(Information provided Opens)

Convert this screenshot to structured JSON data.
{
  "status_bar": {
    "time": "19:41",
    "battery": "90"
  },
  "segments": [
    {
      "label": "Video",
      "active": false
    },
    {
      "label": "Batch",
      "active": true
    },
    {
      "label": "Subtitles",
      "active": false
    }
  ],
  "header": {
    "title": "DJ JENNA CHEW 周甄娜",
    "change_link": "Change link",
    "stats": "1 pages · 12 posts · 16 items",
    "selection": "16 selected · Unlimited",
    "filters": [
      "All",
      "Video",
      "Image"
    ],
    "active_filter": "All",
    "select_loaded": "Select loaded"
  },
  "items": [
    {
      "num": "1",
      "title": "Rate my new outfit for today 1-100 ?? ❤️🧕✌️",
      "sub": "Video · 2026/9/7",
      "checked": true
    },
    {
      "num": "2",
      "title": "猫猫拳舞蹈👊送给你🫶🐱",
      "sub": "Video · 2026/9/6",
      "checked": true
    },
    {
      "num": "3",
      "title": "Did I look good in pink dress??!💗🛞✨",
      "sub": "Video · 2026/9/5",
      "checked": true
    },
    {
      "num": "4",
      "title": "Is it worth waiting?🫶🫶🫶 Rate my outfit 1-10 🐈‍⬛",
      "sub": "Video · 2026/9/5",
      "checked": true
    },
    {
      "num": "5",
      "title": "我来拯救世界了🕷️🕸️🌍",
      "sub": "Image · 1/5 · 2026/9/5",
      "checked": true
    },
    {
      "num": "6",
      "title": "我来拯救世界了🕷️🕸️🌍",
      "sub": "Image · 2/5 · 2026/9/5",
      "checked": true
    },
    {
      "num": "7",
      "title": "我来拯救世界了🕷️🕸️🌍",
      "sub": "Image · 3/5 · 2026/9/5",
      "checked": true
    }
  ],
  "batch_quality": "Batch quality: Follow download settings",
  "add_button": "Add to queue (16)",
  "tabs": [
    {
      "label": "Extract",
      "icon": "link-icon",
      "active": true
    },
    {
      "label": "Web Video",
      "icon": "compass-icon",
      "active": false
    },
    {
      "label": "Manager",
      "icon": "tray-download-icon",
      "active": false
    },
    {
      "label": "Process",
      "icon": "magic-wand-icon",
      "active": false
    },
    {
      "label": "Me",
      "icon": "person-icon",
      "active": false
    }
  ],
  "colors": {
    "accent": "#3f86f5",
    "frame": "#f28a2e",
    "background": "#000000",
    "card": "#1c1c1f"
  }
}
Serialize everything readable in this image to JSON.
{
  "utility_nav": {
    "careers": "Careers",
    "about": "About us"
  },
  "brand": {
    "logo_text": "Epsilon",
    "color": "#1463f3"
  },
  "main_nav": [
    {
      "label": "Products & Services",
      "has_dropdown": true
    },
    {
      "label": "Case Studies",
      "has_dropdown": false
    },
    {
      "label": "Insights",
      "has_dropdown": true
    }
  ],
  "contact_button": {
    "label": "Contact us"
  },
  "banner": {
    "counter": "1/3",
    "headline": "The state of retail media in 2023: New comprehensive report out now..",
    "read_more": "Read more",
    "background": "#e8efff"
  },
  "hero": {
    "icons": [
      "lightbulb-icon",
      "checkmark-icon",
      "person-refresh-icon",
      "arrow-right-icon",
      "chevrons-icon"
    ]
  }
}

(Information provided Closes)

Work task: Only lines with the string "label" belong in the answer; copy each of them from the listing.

Exercise solution:
      "label": "Video",
      "label": "Batch",
      "label": "Subtitles",
      "label": "Extract",
      "label": "Web Video",
      "label": "Manager",
      "label": "Process",
      "label": "Me",
      "label": "Products & Services",
      "label": "Case Studies",
      "label": "Insights",
    "label": "Contact us"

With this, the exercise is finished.